This week, retailer Marks & Spencer came under fire for a window display in a Nottingham store, which positioned a lingerie display branded "must-have fancy little knickers" next to a menswear display labelled "must-have outfits to impress." On social media, feminists criticised called Marks & Spencer's "sexist" window display, while a campaigner altered the window to read "must-have fancy little full human rights." But the retailer has defended the display, suggesting critics have taken it out of context and insisting any changes to the window won't be a response to criticism.
According to the Guardian, the controversy began when Fran Bailey, a Nottingham shopper, posted a photo of the shop window in a Facebook group called Feminist Friends Nottingham. "OK, M&S Nottingham, have we really not learned anything in the last 35 years?" Bailey wrote. "Or am I alone in finding this, their major window display, completely vomit inducing?"
Speaking to the Guardian, Bailey criticised the display's "normalisation of damaging gender stereotypes through the juxtaposition of images of women apparently obsessed with 'fancy little knickers' with images of fully clothed men being 'dressed to impress' in suits." She also called the "must-have" slogan "really crass," as "huge numbers of Britons are struggling with poverty."
Bailey said, "The problem is that we’re so browbeaten by this sort of imagery that we don’t even recognise what it is anymore. It’s pandering to notions of gender that are so outdated that it’s unbelievable that it’s still being spouted out. I’m disgusted because I’d have thought that M&S was a grown-up store that knew better." She added, "I know M&S is not the worst offender by any means but this particular juxtaposition is just grotesque."

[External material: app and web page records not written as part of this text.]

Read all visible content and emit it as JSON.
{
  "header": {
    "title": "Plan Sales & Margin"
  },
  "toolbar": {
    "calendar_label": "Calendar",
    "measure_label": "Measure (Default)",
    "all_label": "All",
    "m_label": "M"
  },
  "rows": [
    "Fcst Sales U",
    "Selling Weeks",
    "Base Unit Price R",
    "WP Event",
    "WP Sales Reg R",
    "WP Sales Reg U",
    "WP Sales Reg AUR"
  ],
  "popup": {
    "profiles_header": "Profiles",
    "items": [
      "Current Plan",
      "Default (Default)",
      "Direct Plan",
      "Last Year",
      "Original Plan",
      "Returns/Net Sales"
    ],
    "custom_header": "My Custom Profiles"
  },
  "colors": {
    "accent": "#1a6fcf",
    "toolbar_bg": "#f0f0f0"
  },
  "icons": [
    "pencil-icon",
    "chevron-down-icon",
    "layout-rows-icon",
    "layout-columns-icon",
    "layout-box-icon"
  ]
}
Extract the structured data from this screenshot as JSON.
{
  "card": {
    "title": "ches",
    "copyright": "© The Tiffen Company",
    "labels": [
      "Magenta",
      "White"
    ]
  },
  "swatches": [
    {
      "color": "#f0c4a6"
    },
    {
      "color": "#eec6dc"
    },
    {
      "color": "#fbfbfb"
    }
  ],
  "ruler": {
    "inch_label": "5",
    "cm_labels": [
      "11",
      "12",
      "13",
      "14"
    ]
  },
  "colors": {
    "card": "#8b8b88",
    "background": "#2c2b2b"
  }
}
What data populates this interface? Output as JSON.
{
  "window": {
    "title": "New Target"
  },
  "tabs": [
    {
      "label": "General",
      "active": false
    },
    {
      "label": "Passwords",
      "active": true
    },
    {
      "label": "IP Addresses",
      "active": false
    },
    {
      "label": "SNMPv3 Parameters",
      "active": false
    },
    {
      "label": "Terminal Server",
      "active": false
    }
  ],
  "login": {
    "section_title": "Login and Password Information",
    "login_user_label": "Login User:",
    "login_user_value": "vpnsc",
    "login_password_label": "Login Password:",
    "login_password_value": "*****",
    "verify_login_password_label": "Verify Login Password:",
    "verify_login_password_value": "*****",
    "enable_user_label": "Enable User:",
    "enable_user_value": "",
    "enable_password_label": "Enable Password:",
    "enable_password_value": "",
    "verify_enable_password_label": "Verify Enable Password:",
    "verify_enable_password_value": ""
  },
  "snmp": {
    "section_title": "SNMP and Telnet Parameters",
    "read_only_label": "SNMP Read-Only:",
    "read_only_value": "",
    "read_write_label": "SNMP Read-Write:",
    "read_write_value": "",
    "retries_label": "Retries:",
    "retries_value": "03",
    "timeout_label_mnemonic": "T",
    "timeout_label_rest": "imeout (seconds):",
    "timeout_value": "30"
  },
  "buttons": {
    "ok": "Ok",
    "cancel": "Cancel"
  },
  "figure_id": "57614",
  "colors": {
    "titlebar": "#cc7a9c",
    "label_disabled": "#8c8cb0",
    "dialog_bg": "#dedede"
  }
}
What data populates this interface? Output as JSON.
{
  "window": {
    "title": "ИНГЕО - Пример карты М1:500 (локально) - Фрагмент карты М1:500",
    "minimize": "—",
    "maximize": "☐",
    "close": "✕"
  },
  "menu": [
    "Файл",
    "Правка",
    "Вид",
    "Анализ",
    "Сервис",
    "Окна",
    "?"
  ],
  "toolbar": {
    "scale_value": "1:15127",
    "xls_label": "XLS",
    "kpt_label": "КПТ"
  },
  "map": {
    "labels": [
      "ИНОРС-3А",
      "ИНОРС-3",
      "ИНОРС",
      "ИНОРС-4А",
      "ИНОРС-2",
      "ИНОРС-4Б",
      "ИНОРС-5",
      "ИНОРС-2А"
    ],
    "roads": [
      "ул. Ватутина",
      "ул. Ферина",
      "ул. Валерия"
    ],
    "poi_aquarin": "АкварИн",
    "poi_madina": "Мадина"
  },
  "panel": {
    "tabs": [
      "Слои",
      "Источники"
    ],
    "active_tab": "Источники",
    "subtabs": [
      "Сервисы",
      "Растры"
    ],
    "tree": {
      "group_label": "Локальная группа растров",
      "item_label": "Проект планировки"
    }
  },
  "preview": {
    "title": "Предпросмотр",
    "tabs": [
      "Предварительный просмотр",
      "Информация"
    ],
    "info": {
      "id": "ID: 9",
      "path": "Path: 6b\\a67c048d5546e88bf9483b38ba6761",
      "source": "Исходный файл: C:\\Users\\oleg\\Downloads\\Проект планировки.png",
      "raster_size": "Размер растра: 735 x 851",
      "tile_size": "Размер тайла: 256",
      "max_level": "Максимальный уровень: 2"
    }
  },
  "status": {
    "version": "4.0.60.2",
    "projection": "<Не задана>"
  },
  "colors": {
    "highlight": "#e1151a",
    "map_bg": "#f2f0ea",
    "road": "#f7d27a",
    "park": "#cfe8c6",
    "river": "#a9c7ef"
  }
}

As the BBC reports, Marks & Spencer said in a statement, "We've highlighted one combination in our windows, which are part of a wider campaign that features a large variety of must-have Christmas moments, from David Gandy washing up in an M&S suit through to families snuggling up in our matching PJs." I've reached out to the retailer for additional comment and will update you as soon as I hear back.
Model David Gandy responded to the criticism on Twitter, saying men could also find "must have fancy knickers" at Marks & Spencer and linking to his own underwear range. When a Twitter user accused him of missing the point of the controversy, Gandy said he was "not missing the point at all. Just making fun of it, as many people are getting their knickers in a twist about it."
In a statement, M&S told the BBC that the window display would not be changed in response to the accusations of sexism, saying any alterations would be the result of routine updates. The nationwide ad campaign will also remain the same.
In a subsequent tweet, Gandy directly mocked Fran Bailey's original Facebook post, writing, "I'm outraged that M&S had me wearing 'must have fancy little washing up gloves' to do the washing up! Have we not learnt anything over the last 35 years. We all have dishwashers!" I've reached out to Gandy's reps for comment, but haven't yet received a response.